Assigned task —
Note each line of the entries that includes "skin". Then copy those lines.

Entries supplied —
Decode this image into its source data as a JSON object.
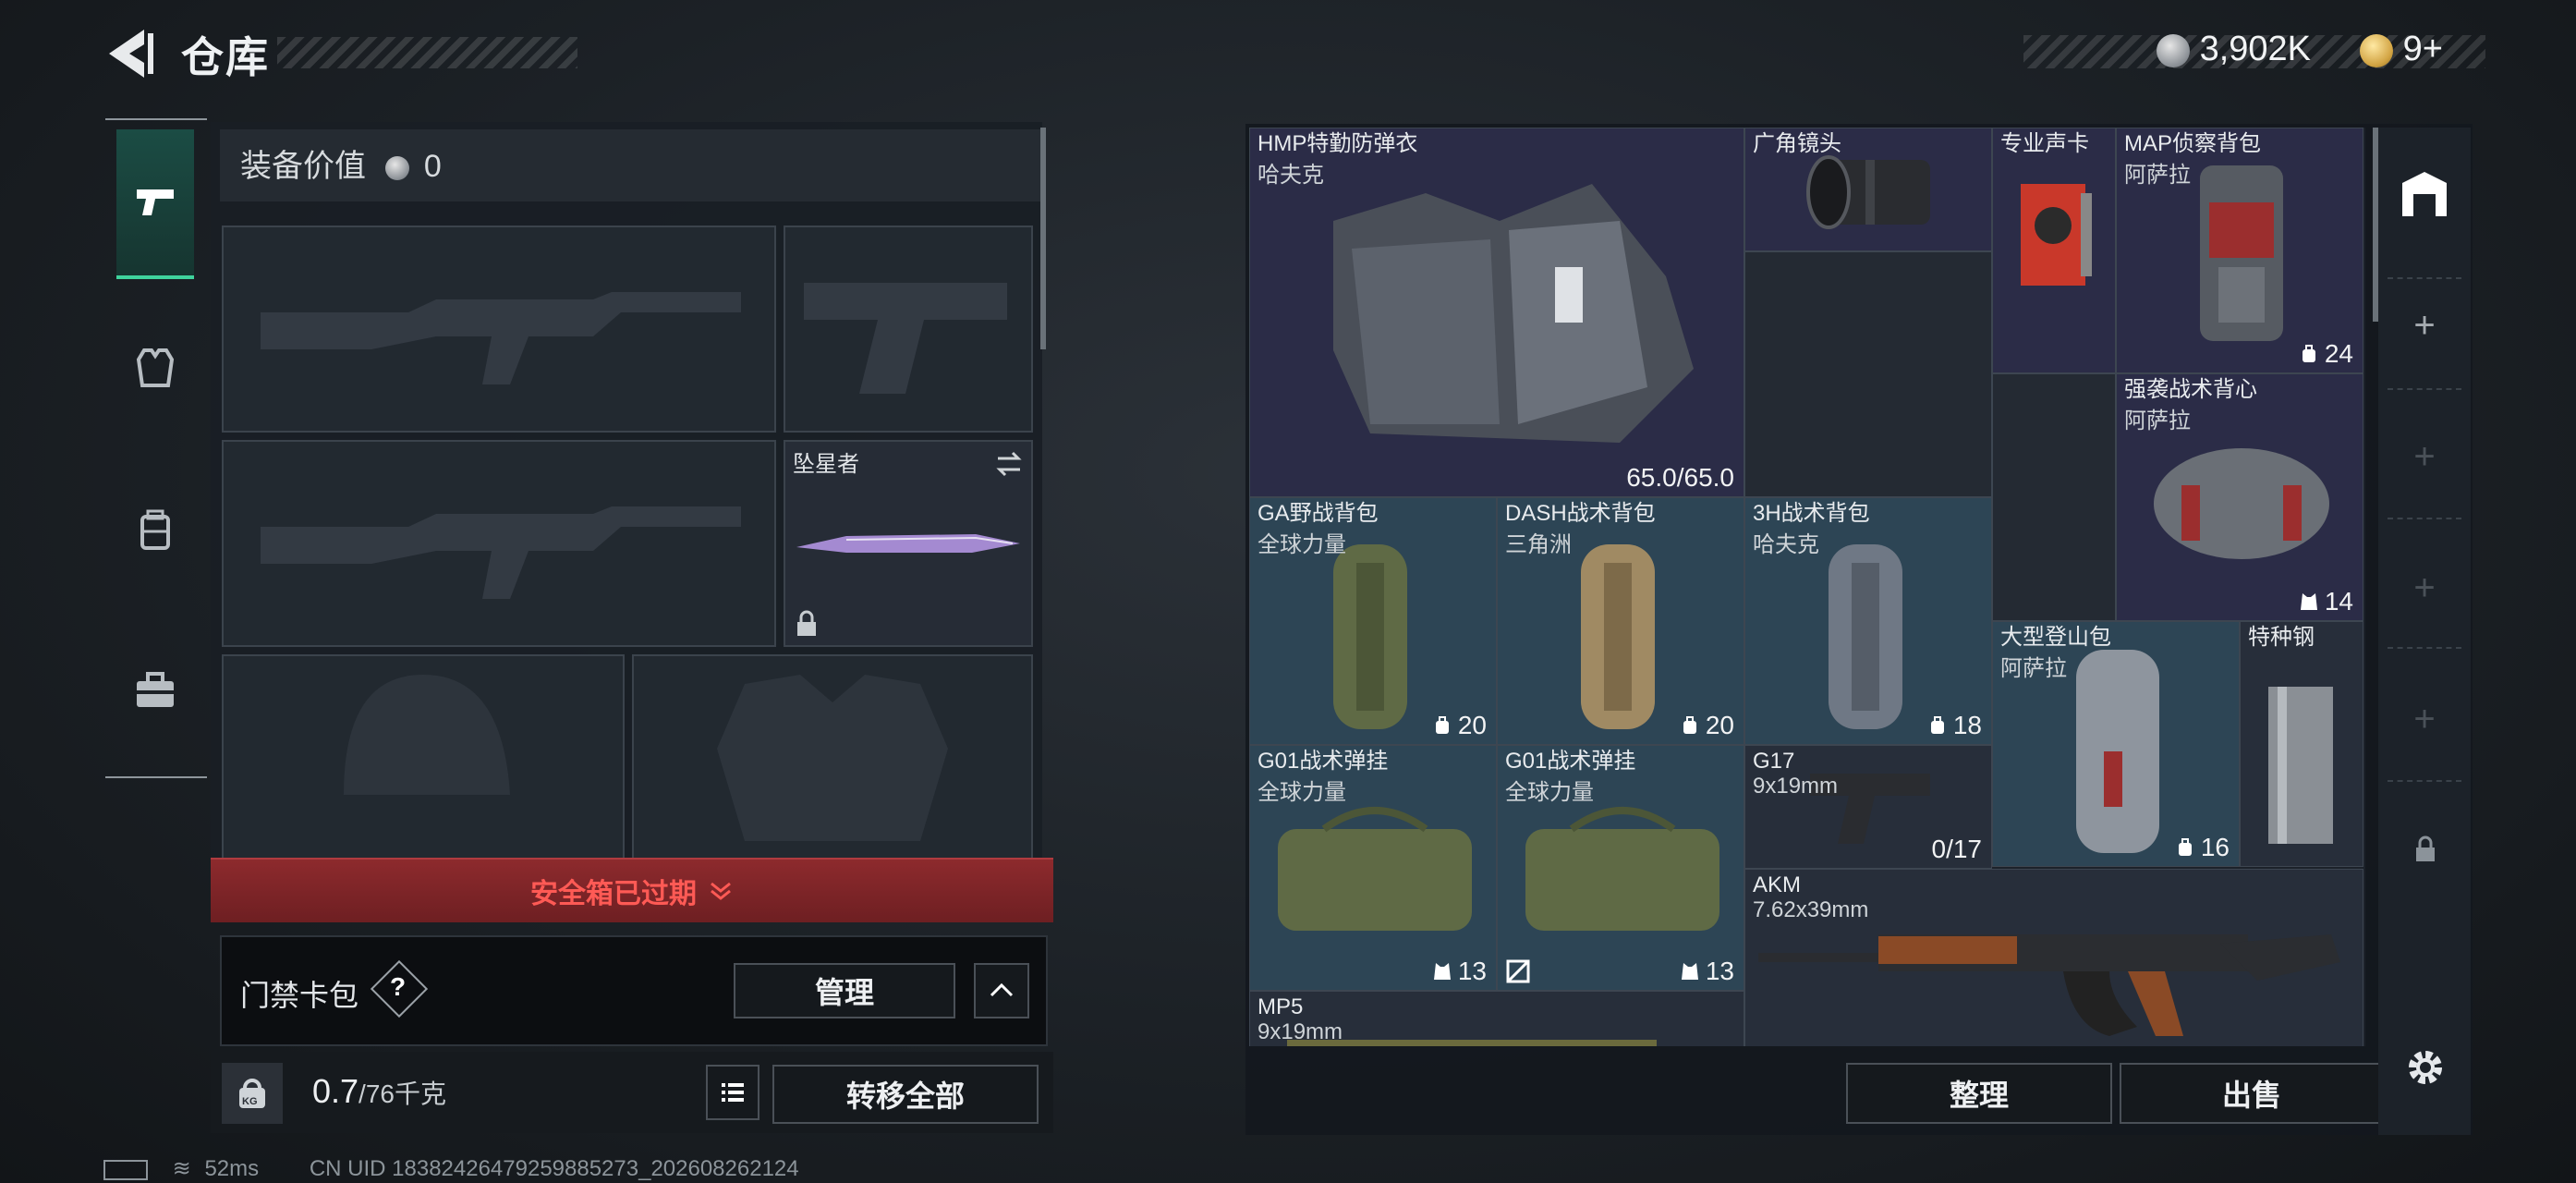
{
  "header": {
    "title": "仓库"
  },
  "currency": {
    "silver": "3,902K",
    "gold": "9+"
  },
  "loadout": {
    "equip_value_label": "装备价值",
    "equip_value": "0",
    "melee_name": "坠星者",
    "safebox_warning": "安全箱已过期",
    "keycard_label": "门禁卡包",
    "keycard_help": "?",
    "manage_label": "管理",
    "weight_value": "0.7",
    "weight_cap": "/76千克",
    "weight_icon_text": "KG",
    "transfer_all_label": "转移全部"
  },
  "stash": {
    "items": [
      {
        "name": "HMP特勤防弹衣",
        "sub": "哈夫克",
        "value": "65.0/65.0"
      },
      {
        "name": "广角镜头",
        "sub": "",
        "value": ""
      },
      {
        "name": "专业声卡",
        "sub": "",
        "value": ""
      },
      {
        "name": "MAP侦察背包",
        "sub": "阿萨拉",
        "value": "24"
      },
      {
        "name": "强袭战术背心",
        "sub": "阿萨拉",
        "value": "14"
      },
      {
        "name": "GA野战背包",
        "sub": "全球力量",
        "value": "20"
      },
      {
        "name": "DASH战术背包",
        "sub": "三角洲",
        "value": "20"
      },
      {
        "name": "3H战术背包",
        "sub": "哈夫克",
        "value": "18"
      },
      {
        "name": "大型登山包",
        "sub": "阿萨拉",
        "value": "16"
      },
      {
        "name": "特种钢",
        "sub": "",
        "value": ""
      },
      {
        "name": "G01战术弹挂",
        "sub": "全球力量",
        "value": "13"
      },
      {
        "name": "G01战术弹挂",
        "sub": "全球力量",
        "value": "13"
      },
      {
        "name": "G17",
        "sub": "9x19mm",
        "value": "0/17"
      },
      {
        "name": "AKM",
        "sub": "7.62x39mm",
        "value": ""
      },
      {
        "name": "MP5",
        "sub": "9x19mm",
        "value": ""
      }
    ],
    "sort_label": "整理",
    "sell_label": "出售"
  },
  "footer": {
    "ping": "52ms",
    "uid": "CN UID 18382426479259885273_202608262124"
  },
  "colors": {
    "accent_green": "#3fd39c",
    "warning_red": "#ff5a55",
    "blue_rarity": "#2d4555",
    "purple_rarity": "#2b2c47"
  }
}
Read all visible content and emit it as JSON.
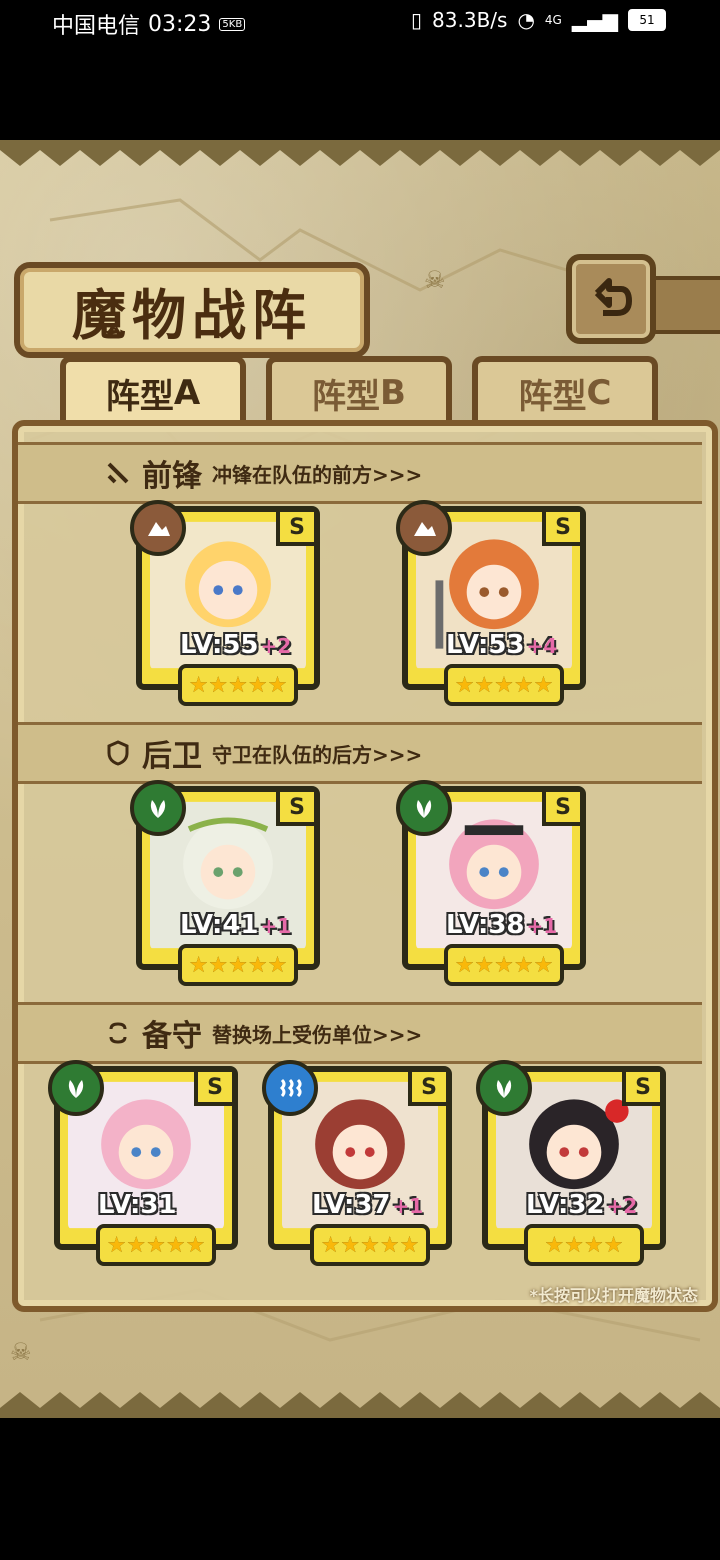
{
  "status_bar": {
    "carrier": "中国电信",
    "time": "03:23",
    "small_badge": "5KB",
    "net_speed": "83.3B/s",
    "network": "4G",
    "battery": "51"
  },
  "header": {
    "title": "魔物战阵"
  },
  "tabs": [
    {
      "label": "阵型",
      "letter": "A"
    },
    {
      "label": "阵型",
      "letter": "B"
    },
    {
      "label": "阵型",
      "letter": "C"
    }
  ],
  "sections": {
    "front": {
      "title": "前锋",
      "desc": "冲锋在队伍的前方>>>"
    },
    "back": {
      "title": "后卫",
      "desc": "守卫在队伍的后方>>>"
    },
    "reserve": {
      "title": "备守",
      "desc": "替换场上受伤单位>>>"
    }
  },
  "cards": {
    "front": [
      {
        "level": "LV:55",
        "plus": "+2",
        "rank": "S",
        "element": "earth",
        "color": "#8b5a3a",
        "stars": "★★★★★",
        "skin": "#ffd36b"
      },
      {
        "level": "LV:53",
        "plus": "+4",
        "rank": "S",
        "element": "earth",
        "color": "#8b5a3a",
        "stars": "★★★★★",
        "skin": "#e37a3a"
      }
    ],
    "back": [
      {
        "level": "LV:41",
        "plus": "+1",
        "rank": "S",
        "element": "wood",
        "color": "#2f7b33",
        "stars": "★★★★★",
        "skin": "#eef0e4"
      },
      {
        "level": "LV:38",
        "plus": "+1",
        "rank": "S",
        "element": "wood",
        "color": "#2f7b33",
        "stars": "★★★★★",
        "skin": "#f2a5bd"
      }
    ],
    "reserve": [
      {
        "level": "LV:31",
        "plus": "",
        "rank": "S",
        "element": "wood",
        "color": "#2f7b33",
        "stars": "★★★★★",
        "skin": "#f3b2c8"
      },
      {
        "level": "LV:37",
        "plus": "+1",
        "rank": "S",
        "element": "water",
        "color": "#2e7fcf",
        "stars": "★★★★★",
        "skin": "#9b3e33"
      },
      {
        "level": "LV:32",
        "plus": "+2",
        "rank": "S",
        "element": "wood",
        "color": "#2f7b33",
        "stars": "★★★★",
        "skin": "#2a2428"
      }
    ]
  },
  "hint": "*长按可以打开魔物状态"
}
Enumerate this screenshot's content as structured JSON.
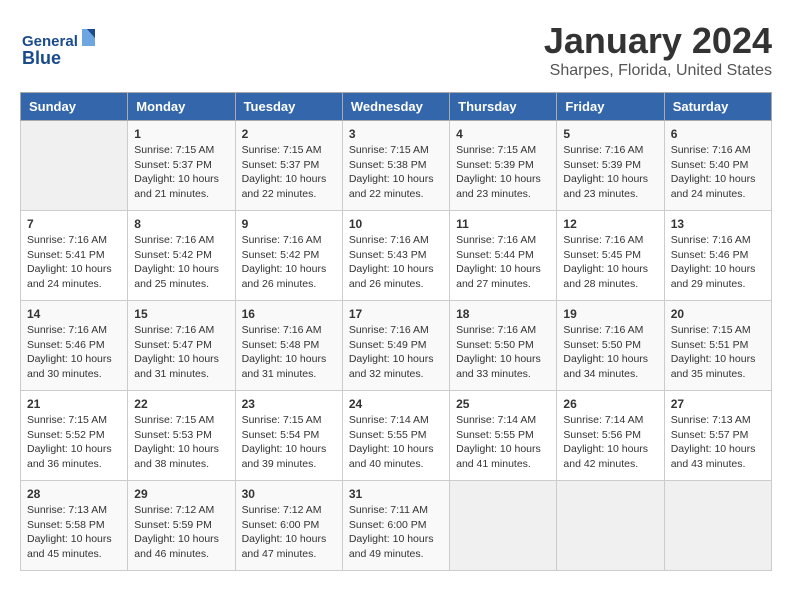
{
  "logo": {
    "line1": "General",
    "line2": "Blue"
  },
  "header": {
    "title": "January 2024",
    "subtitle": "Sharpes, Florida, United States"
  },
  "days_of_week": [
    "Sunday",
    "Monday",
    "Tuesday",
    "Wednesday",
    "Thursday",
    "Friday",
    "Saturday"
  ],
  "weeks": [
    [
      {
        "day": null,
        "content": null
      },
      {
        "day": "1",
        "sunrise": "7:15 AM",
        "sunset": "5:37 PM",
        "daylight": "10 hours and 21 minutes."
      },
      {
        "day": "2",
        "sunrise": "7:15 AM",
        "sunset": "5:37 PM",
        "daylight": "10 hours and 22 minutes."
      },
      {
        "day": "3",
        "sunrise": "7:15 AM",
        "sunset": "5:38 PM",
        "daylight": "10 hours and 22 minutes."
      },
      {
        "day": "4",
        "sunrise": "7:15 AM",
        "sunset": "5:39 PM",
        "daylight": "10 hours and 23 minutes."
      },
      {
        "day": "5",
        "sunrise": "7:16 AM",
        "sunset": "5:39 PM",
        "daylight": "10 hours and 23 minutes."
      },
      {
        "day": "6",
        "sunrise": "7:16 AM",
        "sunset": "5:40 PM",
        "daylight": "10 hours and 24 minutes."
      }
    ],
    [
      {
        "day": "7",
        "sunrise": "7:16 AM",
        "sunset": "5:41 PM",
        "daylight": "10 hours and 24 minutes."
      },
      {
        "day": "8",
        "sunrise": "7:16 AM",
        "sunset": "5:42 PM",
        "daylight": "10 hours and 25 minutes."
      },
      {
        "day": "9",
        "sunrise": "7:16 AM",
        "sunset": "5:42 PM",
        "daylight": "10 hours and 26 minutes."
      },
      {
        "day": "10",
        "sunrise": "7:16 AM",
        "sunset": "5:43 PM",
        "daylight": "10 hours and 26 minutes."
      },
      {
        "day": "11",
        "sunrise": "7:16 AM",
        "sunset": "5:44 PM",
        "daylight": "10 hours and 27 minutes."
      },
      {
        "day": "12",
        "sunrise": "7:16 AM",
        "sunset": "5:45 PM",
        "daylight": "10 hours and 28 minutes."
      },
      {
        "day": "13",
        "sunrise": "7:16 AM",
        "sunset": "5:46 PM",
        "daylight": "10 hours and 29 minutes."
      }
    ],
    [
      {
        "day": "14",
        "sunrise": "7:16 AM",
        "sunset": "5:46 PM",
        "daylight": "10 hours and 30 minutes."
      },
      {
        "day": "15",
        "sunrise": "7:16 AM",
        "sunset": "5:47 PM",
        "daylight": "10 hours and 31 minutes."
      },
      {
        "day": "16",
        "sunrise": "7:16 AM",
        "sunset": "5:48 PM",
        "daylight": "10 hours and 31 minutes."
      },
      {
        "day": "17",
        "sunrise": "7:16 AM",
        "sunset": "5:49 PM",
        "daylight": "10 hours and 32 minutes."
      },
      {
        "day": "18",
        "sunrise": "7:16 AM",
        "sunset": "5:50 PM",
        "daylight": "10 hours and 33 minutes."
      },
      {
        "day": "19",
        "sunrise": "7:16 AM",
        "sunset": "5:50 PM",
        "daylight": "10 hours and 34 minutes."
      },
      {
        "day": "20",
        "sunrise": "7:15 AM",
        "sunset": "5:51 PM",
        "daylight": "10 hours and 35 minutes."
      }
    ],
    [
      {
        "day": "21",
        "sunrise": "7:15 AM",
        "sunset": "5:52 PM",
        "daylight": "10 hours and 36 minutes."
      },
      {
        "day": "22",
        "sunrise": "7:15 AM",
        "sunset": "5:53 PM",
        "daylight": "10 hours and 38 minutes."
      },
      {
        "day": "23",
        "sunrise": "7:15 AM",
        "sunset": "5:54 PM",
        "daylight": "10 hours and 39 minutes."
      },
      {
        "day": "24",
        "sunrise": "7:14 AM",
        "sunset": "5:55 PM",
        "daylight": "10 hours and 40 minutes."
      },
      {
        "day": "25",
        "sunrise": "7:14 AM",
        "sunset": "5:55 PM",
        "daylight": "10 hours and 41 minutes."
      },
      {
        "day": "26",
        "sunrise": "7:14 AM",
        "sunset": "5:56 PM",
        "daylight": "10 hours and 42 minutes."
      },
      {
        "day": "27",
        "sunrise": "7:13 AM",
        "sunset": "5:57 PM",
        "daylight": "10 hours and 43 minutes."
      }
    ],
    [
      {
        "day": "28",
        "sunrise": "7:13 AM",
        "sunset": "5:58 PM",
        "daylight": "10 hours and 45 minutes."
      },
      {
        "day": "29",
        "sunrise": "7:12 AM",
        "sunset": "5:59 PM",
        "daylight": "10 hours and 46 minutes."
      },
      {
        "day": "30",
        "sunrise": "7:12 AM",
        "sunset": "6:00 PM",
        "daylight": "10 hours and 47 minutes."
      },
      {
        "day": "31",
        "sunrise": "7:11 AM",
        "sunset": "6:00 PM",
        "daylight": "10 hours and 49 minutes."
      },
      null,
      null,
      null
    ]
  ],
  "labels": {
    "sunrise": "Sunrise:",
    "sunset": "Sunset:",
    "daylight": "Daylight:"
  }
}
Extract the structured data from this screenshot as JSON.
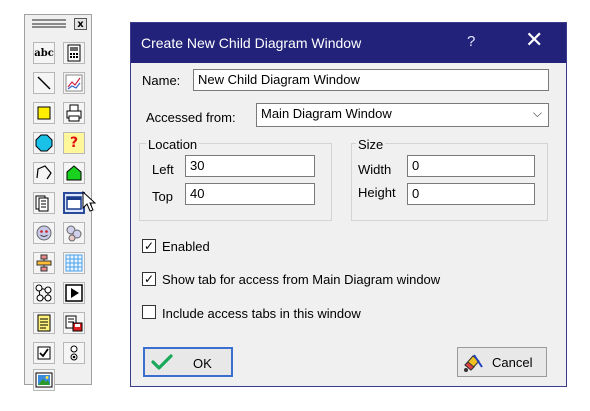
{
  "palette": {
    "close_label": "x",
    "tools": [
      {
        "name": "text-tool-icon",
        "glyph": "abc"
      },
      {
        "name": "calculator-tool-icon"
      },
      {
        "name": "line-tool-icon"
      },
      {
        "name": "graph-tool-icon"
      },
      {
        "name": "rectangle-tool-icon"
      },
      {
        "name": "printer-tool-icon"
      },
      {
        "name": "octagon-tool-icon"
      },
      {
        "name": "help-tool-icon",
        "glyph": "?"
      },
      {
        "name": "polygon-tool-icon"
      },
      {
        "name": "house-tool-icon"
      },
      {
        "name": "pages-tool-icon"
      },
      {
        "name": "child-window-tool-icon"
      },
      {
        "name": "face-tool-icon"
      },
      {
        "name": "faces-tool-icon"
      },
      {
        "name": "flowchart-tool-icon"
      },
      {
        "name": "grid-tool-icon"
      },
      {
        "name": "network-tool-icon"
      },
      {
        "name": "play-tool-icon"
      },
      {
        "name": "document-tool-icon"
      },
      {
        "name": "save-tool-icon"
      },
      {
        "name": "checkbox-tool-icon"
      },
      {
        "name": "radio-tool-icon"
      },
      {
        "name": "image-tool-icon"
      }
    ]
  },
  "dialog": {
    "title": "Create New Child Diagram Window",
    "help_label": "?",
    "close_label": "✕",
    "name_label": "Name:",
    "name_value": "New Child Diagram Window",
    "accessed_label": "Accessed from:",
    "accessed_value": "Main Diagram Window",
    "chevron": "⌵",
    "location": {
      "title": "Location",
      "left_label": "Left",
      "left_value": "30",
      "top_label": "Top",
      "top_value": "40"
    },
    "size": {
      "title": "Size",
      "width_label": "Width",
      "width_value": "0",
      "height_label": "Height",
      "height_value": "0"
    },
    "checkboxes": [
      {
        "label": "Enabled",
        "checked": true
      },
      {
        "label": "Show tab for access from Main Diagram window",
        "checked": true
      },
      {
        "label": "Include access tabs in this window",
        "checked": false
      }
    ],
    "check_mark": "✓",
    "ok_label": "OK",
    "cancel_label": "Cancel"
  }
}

Exercise solution —
        "skin": "#ffd36b"
        "skin": "#e37a3a"
        "skin": "#eef0e4"
        "skin": "#f2a5bd"
        "skin": "#f3b2c8"
        "skin": "#9b3e33"
        "skin": "#2a2428"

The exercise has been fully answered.